Extracted material:
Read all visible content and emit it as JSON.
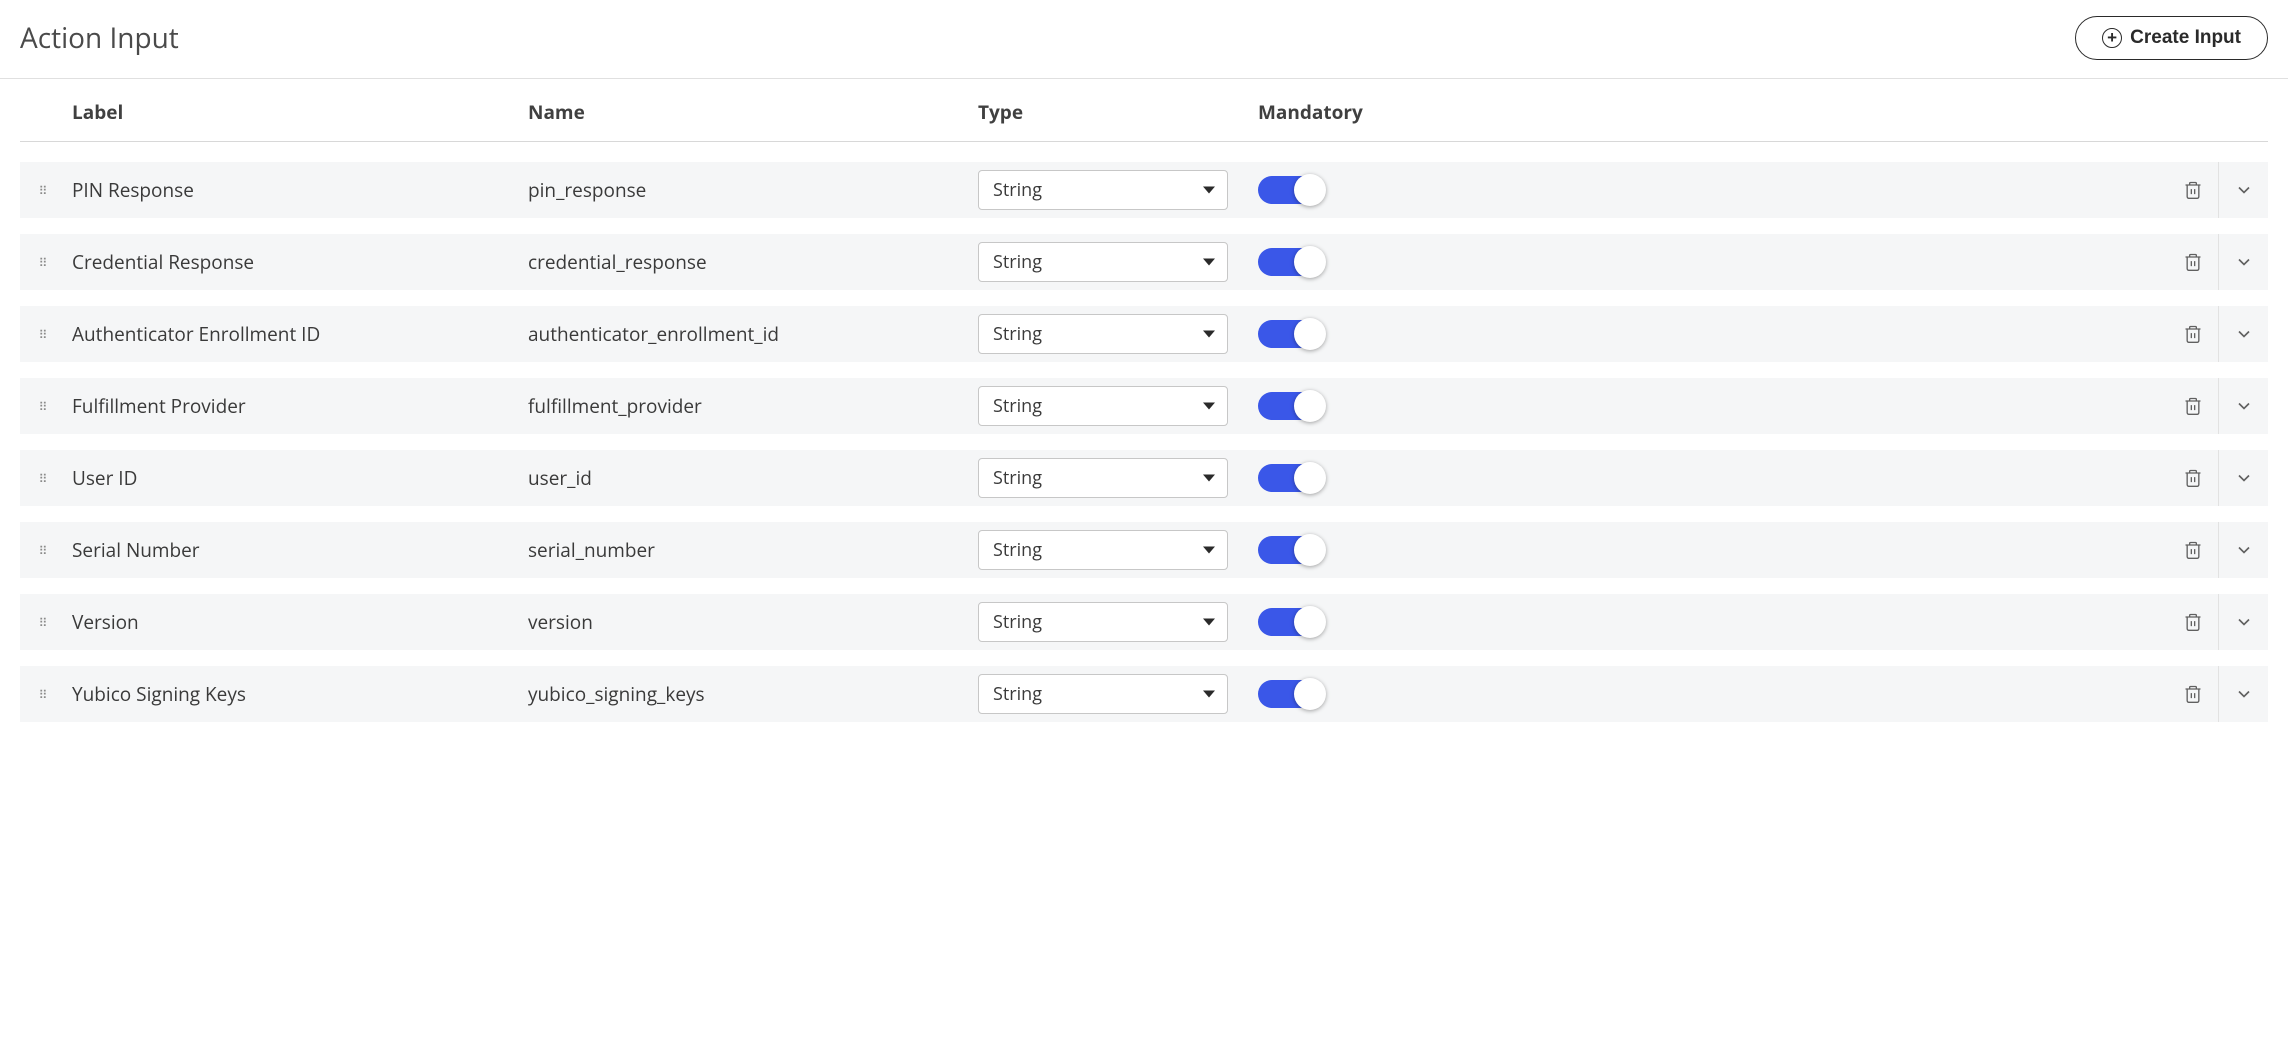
{
  "header": {
    "title": "Action Input",
    "create_button": "Create Input"
  },
  "columns": {
    "label": "Label",
    "name": "Name",
    "type": "Type",
    "mandatory": "Mandatory"
  },
  "rows": [
    {
      "label": "PIN Response",
      "name": "pin_response",
      "type": "String",
      "mandatory": true
    },
    {
      "label": "Credential Response",
      "name": "credential_response",
      "type": "String",
      "mandatory": true
    },
    {
      "label": "Authenticator Enrollment ID",
      "name": "authenticator_enrollment_id",
      "type": "String",
      "mandatory": true
    },
    {
      "label": "Fulfillment Provider",
      "name": "fulfillment_provider",
      "type": "String",
      "mandatory": true
    },
    {
      "label": "User ID",
      "name": "user_id",
      "type": "String",
      "mandatory": true
    },
    {
      "label": "Serial Number",
      "name": "serial_number",
      "type": "String",
      "mandatory": true
    },
    {
      "label": "Version",
      "name": "version",
      "type": "String",
      "mandatory": true
    },
    {
      "label": "Yubico Signing Keys",
      "name": "yubico_signing_keys",
      "type": "String",
      "mandatory": true
    }
  ]
}
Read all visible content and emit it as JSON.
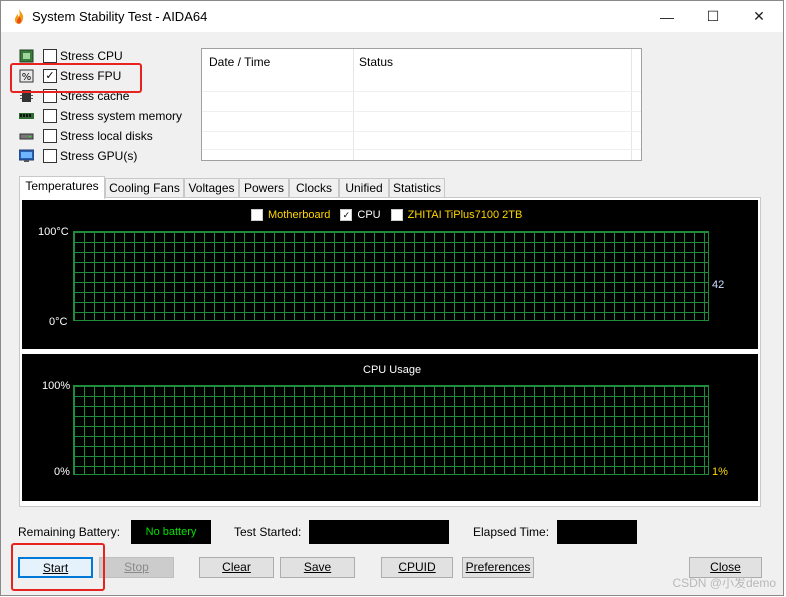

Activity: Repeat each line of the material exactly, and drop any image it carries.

Result below:
Read all visible content and emit it as JSON.
{
  "header": {
    "title": "Action Input",
    "create_button": "Create Input"
  },
  "columns": {
    "label": "Label",
    "name": "Name",
    "type": "Type",
    "mandatory": "Mandatory"
  },
  "rows": [
    {
      "label": "PIN Response",
      "name": "pin_response",
      "type": "String",
      "mandatory": true
    },
    {
      "label": "Credential Response",
      "name": "credential_response",
      "type": "String",
      "mandatory": true
    },
    {
      "label": "Authenticator Enrollment ID",
      "name": "authenticator_enrollment_id",
      "type": "String",
      "mandatory": true
    },
    {
      "label": "Fulfillment Provider",
      "name": "fulfillment_provider",
      "type": "String",
      "mandatory": true
    },
    {
      "label": "User ID",
      "name": "user_id",
      "type": "String",
      "mandatory": true
    },
    {
      "label": "Serial Number",
      "name": "serial_number",
      "type": "String",
      "mandatory": true
    },
    {
      "label": "Version",
      "name": "version",
      "type": "String",
      "mandatory": true
    },
    {
      "label": "Yubico Signing Keys",
      "name": "yubico_signing_keys",
      "type": "String",
      "mandatory": true
    }
  ]
}
Read all visible content and emit it as JSON.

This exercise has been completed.